** Opening Provided material block **
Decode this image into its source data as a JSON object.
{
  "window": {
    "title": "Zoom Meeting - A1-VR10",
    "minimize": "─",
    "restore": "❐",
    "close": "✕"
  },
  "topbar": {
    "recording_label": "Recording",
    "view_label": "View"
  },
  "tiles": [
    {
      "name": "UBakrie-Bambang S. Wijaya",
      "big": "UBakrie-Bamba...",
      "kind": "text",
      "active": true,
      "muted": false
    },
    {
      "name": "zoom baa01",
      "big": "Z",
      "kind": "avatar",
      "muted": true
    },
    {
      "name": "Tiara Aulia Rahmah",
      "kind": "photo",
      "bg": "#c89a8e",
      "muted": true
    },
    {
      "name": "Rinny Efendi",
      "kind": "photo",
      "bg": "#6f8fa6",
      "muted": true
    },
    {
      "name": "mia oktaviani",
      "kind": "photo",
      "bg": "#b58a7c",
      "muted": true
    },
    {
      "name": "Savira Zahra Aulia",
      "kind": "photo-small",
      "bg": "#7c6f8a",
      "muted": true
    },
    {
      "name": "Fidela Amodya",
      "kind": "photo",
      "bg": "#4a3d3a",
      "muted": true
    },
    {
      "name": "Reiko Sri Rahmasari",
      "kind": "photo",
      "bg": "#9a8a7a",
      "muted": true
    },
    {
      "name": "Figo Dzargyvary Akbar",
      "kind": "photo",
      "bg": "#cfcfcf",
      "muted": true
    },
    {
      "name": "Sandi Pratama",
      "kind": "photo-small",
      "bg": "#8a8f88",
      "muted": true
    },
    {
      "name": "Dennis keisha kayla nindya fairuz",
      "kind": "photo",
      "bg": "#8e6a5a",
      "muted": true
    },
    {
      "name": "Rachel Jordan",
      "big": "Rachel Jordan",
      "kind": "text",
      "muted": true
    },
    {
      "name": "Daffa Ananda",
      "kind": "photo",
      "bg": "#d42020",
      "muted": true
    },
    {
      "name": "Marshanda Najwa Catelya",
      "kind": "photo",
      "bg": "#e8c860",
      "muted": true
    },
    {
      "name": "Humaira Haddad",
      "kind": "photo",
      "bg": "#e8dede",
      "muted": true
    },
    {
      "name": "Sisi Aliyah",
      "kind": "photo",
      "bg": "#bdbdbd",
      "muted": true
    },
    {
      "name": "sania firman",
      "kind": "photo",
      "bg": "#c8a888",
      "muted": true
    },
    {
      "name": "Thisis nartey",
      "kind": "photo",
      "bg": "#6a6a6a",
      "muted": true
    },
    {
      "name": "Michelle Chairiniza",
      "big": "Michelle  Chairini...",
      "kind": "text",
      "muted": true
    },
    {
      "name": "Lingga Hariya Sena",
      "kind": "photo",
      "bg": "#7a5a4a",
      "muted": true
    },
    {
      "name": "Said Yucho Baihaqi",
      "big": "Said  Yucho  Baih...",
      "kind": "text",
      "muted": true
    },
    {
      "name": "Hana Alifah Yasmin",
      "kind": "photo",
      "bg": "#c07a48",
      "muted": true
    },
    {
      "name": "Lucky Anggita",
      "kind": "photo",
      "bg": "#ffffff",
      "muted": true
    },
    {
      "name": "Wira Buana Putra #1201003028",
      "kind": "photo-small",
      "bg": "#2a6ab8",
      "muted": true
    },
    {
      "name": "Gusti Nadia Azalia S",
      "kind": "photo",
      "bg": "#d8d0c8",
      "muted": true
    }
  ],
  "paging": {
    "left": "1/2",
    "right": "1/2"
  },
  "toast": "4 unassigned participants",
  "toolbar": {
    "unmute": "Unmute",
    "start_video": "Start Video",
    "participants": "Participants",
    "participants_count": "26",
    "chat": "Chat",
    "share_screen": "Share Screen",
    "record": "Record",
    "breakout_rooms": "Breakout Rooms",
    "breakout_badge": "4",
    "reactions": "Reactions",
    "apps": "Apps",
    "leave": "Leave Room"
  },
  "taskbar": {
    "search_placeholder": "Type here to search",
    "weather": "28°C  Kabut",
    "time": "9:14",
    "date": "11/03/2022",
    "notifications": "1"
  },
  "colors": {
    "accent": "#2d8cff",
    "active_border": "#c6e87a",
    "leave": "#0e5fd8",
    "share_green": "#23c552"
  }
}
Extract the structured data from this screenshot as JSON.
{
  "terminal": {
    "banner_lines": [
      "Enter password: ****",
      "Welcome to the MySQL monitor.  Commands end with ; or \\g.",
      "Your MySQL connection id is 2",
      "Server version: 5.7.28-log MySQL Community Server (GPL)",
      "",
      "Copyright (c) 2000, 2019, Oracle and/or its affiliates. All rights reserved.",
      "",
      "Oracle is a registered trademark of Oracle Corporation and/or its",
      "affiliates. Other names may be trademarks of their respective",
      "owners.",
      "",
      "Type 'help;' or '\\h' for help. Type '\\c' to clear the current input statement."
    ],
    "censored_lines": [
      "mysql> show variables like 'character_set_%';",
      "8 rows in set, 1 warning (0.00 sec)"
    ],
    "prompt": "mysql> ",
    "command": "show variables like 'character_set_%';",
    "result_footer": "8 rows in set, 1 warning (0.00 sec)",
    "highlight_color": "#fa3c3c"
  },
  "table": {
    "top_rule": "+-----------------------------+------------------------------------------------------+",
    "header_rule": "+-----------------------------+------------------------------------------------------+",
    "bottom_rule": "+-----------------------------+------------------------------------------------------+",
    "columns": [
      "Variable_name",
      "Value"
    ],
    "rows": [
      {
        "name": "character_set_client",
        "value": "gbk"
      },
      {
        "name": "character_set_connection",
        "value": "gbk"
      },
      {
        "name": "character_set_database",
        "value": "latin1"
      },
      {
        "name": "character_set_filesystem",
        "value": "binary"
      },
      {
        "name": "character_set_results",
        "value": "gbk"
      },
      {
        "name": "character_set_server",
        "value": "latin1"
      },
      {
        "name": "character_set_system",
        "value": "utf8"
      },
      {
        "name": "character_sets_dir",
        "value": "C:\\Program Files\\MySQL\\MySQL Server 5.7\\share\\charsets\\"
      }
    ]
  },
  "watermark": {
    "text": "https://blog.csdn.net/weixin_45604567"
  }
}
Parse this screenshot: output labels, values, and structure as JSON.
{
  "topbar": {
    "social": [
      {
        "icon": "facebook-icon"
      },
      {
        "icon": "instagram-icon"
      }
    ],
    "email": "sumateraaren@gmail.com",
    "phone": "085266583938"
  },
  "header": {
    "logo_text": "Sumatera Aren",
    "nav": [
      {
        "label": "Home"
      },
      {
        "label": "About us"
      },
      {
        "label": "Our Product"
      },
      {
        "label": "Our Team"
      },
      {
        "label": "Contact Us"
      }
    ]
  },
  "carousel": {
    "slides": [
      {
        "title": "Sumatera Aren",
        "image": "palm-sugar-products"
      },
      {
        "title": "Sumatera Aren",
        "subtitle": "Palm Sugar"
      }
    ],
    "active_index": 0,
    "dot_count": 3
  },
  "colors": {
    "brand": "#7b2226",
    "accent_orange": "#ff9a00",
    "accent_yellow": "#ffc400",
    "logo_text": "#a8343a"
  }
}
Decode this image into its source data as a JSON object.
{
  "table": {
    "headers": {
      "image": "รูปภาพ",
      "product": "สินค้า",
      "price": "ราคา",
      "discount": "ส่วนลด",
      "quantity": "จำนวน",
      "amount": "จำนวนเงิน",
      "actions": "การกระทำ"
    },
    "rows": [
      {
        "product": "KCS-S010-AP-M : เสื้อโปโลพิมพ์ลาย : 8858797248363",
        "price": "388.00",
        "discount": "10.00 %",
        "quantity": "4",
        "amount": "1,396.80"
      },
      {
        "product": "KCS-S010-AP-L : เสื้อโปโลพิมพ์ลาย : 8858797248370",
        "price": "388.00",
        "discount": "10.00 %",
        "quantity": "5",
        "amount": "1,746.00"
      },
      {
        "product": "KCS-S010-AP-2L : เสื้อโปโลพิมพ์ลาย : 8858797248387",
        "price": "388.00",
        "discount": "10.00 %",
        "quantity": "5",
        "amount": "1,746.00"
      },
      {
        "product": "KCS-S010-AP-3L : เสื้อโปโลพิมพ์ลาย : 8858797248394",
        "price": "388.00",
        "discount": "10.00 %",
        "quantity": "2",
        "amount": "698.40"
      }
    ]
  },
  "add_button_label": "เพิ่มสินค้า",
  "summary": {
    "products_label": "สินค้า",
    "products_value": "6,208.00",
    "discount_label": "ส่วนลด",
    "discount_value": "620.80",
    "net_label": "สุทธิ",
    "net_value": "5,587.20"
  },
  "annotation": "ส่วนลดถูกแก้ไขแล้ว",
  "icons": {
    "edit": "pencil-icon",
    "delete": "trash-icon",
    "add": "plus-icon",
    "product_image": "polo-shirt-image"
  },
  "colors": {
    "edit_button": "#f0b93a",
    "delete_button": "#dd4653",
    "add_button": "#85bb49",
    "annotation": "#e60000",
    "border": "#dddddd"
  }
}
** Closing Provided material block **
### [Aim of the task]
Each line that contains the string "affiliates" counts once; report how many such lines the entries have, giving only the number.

### [Worked solution]
2